I’m not entirely ready to let go and tell all, and this certainly isn’t the place to do so, so I’ll just say that there are secrets and lies and uncomfortable truths I’ve been burdened with all my life. My silence is slowly killing me. In maintaining it, I am putting someone else’s interest before mine, once more valuing his validation and approval over really taking care of my needs and wellbeing, which is something no one else is going to do for me.
Which leads me to the other editorial choice I regret. Toward the end of our conversation, Carter and I talked about how her mother had been disowned, and how I feared that for myself. I left that out because, once again, I was being fearful and protective.
When Carter said, “What my mother did was she got us disowned from the wealthy side of the family, which she could have thought of when she was 27, writing her books!” it sounded like she was mock-regretting her mother’s choice. Beneath it, at least in my imagination, there seemed to have been some real regret, which is why she quickly added, “But she had to tell the truth.”
I told Carter about how deeply afraid I was of being cut out of my father’s life, and also, to be quite honest, his will. “I have never had money,” I told her. “I had to put myself through college even though my parents could have afforded to help me. I just have this deep fear that I won’t be okay without my father’s approval, and without that money – even though compared to what your mother lost, it’s just a little pushke.”
“But look at what you were able to do,” she said. “Can you draw some strength from what you’ve done for yourself? Put yourself through college? I couldn’t have done that. You don’t need that money. Think of all the money you’ve been able to come up with on your own. What’s one more little pushke?”
Before we said goodbye, Carter inscribed my copy of her book: “Sari, Good luck, & give ‘em all what they need, not want.” She signed it Emily Carter Roiphe.
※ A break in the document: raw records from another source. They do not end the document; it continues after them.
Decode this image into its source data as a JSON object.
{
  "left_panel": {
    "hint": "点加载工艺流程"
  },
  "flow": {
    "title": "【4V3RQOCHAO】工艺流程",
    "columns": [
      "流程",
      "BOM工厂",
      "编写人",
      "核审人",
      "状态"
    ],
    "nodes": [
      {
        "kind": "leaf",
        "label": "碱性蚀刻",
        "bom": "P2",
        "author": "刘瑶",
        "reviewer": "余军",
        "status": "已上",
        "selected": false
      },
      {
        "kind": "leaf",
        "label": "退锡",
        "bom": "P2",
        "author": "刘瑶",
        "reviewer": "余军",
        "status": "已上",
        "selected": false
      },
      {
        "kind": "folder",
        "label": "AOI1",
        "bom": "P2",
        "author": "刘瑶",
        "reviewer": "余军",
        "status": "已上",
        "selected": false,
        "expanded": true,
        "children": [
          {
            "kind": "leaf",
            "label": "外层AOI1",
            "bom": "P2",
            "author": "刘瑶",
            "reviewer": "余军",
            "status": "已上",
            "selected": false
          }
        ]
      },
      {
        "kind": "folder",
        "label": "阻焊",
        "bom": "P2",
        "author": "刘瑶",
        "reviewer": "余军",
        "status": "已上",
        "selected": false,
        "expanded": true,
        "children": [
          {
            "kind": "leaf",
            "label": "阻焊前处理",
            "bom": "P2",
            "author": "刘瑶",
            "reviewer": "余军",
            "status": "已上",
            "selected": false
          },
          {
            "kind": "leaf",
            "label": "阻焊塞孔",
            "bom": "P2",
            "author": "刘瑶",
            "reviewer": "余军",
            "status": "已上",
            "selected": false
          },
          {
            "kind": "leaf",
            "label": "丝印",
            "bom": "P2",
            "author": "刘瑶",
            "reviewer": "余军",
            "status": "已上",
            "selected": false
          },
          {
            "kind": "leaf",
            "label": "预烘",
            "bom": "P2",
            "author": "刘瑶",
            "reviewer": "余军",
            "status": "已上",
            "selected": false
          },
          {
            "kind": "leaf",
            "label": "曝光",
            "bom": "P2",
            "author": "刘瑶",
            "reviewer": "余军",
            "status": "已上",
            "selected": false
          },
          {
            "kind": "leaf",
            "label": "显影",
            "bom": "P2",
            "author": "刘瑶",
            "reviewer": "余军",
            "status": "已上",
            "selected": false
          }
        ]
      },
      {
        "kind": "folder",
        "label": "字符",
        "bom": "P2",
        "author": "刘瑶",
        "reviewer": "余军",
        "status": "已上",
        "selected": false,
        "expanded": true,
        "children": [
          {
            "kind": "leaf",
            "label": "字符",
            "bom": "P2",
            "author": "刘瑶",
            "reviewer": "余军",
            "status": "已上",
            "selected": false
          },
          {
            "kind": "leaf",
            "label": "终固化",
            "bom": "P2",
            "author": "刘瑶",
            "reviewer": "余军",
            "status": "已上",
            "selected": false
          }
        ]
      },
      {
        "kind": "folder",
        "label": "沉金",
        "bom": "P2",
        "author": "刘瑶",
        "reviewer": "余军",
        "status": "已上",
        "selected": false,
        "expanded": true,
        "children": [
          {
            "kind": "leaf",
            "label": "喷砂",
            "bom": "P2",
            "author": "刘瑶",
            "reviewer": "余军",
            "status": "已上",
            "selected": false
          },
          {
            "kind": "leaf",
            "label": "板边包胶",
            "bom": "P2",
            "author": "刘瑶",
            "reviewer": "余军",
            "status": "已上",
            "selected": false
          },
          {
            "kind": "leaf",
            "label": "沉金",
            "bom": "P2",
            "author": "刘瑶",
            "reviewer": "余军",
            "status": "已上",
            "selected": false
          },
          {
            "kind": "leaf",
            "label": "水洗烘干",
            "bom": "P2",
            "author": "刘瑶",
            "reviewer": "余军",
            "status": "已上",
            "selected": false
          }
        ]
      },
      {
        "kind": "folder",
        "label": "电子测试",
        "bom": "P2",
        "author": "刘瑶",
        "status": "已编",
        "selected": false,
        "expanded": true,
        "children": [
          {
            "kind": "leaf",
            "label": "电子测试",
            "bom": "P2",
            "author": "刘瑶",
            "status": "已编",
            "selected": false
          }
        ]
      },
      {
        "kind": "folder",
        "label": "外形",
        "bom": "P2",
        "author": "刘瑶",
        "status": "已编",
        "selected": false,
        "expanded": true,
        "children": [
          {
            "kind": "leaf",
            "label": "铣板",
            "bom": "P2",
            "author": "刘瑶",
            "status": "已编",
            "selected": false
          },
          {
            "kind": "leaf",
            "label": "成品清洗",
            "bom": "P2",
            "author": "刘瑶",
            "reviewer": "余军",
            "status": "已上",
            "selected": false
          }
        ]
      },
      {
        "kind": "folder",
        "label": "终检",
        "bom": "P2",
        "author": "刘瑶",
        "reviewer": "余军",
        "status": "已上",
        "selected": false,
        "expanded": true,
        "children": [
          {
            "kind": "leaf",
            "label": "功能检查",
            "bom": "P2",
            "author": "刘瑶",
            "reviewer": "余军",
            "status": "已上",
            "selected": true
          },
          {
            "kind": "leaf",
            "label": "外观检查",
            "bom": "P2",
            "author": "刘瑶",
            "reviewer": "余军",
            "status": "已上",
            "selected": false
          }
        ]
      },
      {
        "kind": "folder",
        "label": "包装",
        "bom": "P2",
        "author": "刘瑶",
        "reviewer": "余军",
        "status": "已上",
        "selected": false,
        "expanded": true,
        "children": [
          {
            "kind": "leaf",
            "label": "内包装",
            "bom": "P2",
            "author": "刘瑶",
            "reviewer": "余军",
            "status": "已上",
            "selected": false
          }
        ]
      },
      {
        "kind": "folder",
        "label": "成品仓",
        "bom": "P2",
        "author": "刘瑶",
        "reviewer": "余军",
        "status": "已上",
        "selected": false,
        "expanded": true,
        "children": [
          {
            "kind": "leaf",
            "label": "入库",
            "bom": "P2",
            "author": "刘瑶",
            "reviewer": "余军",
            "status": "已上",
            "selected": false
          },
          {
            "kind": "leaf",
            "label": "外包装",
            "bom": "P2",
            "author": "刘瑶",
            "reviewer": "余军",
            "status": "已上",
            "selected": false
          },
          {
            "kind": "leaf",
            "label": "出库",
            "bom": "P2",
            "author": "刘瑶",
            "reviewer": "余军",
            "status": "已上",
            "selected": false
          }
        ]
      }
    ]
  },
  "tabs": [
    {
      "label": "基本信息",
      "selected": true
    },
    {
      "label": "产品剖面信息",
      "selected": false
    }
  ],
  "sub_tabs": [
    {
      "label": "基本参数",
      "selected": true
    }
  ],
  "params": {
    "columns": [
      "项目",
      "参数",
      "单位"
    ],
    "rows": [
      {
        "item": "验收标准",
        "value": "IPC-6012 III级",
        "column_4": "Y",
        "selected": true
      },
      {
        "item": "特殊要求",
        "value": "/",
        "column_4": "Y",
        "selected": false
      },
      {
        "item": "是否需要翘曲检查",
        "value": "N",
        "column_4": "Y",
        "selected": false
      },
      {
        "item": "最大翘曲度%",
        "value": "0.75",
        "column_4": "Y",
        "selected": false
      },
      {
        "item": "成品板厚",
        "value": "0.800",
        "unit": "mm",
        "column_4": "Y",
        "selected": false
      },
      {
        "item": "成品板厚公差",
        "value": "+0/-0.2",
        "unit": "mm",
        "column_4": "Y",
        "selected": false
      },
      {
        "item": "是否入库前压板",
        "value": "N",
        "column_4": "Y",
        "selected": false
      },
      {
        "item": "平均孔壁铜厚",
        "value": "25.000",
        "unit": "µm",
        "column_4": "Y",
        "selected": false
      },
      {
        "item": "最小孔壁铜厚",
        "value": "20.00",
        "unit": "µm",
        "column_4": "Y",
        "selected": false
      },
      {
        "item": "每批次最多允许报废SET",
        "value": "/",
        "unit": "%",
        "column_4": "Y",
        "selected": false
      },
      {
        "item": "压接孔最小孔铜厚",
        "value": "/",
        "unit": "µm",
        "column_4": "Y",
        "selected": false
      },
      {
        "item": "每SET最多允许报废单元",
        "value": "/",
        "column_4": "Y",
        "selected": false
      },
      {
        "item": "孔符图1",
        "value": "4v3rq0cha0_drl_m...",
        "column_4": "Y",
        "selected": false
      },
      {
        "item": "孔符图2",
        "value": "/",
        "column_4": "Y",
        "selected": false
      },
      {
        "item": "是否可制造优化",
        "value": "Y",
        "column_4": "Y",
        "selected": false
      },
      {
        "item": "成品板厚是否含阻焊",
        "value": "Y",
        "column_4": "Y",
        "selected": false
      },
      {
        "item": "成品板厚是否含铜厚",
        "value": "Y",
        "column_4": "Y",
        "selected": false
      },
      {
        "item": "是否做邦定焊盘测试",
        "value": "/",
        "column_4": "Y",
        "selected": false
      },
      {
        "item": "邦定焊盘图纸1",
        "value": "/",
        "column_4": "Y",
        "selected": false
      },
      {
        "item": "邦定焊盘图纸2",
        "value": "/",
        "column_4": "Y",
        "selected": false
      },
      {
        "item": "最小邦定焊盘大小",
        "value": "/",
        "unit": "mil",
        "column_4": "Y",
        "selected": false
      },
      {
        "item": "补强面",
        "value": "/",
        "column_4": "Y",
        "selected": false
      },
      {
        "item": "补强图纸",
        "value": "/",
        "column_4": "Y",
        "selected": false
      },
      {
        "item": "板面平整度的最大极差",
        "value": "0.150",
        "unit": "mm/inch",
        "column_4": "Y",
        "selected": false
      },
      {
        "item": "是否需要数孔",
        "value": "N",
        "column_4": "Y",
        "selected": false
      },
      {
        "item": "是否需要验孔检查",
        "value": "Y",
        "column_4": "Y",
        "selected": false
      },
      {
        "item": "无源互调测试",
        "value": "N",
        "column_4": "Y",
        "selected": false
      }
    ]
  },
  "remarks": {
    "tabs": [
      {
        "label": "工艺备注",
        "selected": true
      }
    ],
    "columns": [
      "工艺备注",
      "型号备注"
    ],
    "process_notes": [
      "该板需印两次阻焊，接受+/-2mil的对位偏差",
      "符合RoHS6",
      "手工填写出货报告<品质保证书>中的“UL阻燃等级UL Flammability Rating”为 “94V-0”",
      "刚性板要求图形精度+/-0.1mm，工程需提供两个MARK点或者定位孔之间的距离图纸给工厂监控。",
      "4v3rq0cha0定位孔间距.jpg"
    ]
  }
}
As she was leaving the diner, she turned back around to me and put her fist in the air and said, “Courage!”